The Space Council is a major political milestone for Europe in space, gathering ministers representing all 27 EU and/or ESA Member States in joint discussions aimed at developing an overall ‘European Space Programme’. It also represents the next major step in the reorganisation of the European space sector, which has included the Space White Paper process, the EU-ESA Framework Agreement, and the inclusion of Space in the EU Constitution.
|Edelgard Bulmahn and Laurens-Jan Brinkhorst|
The Space Council was chaired jointly by Edelgard Bulmahn, German Minister for Education and Research and current chair of the ESA Council, and Laurens-Jan Brinkhorst, Dutch Minister for Economic Affairs and current chair of the EU Competitiveness Council.
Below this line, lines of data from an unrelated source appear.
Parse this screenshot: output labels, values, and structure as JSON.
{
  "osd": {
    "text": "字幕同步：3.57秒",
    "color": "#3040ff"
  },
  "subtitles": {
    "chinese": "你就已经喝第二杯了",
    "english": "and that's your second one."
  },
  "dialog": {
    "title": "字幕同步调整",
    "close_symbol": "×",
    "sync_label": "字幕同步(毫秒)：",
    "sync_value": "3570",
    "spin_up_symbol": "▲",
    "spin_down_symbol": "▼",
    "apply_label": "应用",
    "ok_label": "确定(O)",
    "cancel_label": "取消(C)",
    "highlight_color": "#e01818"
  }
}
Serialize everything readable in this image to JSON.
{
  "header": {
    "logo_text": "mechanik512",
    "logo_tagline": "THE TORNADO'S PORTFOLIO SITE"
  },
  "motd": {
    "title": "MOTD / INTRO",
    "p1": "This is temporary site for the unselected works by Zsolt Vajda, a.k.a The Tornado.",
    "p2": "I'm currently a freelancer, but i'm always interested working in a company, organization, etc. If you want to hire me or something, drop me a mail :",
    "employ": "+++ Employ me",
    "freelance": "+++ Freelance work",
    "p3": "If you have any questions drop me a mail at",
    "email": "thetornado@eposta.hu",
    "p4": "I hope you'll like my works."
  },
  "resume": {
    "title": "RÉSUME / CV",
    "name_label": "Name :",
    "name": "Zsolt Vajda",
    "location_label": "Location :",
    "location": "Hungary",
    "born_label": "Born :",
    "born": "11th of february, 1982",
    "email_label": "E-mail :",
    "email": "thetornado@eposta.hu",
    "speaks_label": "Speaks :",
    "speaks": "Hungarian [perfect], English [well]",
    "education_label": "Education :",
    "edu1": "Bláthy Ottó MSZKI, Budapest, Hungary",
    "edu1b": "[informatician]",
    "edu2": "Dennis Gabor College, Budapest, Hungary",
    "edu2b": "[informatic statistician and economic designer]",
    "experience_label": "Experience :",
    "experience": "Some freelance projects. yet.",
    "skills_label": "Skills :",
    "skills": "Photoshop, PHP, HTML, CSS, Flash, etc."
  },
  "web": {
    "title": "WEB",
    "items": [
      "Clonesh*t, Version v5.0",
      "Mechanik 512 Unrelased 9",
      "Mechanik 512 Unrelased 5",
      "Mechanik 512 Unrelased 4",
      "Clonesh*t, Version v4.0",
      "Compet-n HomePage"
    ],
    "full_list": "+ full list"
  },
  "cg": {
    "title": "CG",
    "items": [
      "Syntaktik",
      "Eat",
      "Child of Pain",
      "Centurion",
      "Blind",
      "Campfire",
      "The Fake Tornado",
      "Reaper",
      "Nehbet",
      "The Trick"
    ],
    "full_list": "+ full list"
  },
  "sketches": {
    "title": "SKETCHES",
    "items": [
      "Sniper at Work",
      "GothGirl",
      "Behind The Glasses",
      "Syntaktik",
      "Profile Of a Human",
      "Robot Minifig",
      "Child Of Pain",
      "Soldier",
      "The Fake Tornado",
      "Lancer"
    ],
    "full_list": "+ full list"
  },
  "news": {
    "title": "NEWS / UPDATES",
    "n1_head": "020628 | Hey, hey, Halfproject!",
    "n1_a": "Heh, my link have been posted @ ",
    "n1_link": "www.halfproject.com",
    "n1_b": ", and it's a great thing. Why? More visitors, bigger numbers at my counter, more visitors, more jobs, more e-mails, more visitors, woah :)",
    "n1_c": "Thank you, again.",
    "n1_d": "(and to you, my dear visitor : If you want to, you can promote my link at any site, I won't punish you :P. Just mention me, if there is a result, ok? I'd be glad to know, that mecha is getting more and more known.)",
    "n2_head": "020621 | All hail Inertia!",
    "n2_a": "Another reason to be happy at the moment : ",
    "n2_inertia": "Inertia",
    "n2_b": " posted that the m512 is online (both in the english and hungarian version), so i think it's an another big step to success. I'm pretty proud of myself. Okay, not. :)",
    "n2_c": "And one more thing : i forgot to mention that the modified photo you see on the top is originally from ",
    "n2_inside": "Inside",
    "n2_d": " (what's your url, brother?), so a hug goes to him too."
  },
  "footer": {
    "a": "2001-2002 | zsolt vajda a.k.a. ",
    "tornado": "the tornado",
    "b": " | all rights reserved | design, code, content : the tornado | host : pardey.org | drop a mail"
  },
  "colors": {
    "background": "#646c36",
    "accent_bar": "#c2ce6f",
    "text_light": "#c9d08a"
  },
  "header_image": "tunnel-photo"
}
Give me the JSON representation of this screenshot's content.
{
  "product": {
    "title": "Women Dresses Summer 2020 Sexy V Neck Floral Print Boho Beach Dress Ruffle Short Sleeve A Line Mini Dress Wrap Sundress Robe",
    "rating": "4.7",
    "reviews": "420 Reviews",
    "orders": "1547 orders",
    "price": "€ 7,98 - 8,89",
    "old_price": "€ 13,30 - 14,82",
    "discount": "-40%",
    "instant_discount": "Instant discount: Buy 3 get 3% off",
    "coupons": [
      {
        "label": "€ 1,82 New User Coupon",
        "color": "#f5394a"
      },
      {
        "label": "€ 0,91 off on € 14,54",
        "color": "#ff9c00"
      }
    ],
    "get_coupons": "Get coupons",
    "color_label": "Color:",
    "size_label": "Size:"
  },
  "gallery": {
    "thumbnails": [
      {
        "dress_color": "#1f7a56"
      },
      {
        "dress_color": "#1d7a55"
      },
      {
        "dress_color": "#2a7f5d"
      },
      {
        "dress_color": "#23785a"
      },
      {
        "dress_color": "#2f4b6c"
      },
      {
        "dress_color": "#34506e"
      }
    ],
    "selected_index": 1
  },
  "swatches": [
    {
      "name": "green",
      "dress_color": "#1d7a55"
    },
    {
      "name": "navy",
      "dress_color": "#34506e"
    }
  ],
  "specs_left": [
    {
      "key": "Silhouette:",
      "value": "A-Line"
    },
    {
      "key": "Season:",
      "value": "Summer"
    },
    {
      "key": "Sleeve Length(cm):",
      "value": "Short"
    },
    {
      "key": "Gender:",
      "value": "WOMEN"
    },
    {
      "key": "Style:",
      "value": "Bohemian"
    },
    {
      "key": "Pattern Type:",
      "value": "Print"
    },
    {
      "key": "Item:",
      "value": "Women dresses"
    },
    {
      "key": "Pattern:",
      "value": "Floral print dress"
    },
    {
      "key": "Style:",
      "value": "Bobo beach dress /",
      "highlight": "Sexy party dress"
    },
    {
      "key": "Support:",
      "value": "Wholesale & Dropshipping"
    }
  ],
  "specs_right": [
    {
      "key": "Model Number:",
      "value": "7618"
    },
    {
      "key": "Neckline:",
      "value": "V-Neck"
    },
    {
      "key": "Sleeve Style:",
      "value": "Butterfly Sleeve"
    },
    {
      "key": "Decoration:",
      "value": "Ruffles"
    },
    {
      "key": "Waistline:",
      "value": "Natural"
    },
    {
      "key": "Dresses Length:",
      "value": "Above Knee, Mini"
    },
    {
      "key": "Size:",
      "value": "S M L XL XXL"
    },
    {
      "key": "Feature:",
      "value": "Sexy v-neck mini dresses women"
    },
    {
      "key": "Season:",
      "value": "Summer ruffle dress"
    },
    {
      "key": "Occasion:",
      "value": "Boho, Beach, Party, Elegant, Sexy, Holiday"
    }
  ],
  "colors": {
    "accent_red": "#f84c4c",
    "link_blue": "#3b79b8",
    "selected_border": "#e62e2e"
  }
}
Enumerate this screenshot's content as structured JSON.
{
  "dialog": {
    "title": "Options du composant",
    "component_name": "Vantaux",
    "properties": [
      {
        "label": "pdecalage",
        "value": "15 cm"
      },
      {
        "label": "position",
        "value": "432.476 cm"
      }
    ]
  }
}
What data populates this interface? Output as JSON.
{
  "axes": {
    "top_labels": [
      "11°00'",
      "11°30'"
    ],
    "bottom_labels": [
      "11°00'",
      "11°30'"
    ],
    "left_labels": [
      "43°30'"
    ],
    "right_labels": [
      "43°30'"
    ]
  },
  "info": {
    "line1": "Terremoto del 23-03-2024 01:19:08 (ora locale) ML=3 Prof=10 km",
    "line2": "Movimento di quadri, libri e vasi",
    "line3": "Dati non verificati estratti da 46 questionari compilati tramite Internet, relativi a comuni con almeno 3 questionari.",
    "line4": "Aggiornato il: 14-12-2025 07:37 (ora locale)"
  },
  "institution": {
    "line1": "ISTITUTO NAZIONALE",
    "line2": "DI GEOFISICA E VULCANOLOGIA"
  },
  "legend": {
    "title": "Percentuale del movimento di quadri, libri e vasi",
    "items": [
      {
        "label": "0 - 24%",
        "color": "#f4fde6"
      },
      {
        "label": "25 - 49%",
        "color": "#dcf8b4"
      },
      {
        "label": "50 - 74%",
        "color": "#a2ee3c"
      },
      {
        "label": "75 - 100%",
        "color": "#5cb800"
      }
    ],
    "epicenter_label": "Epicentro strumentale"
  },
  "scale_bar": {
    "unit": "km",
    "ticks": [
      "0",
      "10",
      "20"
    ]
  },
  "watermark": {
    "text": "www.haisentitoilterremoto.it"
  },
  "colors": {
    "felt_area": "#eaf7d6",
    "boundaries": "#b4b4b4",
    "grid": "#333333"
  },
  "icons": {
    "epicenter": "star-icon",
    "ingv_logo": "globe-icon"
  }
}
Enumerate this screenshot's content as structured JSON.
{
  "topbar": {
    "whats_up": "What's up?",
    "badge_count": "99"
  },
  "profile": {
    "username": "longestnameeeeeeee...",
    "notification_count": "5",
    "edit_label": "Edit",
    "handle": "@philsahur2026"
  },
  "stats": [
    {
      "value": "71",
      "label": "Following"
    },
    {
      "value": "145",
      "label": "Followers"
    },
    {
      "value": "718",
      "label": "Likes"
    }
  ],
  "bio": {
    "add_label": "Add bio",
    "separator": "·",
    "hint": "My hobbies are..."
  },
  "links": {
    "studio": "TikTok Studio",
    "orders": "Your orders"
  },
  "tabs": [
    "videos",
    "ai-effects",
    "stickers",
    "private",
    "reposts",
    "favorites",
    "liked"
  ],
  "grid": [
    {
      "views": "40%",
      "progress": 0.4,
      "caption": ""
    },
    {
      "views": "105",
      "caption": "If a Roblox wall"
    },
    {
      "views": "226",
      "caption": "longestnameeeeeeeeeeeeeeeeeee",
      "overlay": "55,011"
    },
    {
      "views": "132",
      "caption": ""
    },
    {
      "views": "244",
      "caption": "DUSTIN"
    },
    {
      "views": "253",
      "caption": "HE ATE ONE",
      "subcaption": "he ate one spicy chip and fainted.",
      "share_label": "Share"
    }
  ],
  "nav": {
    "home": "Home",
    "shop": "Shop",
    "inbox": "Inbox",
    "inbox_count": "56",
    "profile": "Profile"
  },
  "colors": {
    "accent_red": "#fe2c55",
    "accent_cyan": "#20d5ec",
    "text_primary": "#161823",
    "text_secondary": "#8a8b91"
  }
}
Speaking to reporters, Bulmahn said, “We all agree that space must be an essential part of EU policy. The EU and ESA have some very good examples of successful co-operation to build upon, including GALILEO and GMES. We are now looking forward to enlarging that co-operation across the board, with new projects that will respond to EU policy needs in communications, transport, environment and especially industry. We want every EU country to play a role in this and we want every country to benefit. A clear description of tasks, responsibilities and financial arrangements is now a priority.”
“This is a historic day,” said Brinkhorst. “We have taken a first step towards a European Space Programme that will support science and industry, as well as a Common Security and Defence Policy. The EU Constitution sees space as a new area of competence and, with our target of a European Space Programme by 2005, all European space activities will be launched from a single coherent platform.”
A clear vision for space activities
Representing the European Commission executive was Günther Verheugen, EC Vice-President and the newly instated Commissioner for Enterprise and Industry. “Space has now been confirmed as an EU policy domain in its own right, going far beyond research. Space activities will play an integral part as we pursue our goals in terms of competitiveness, including the Lisbon process of becoming the most powerful knowledge-based economy in the world. The level of funding is still too low, if space is to play this key role. We believe that our European institutions, as the primary users of space, should back our efforts, not just with money but with a clear vision of where we want to go.”
Representing the ESA executive was Jean-Jacques Dordain, ESA Director-General. He praised the work of both the EU and ESA in bringing about the Space Council. “It has been just six months since the EU-ESA Framework Agreement on co-operation entered into force. In that time we have managed to organise ourselves with a strong sense of motivation and enthusiasm. We know that space has already changed the lives of European citizens. We have a long history of success behind us. Now, with the EU and ESA working together, we can do even more.”
Again, Verheugen: “What we know is that we must now be concrete and user-oriented. We must demonstrate directly and immediately that each and every one of the activities we are engaged in is real of real value to the European citizen.”
An ambitious scheduleThe European Space Programme is to be defined in concept by the end of 2005. It will constitute a common, inclusive and flexible platform encompassing all activities and measures to be undertaken by the EC, ESA and other stakeholders, including national organisations, in order to achieve the objectives set by the overall European Space Policy.
A second Space Council is now planned to take place in Spring 2005, to define general governance and industrial policy principles, to identify priorities and establish roles and responsibilities.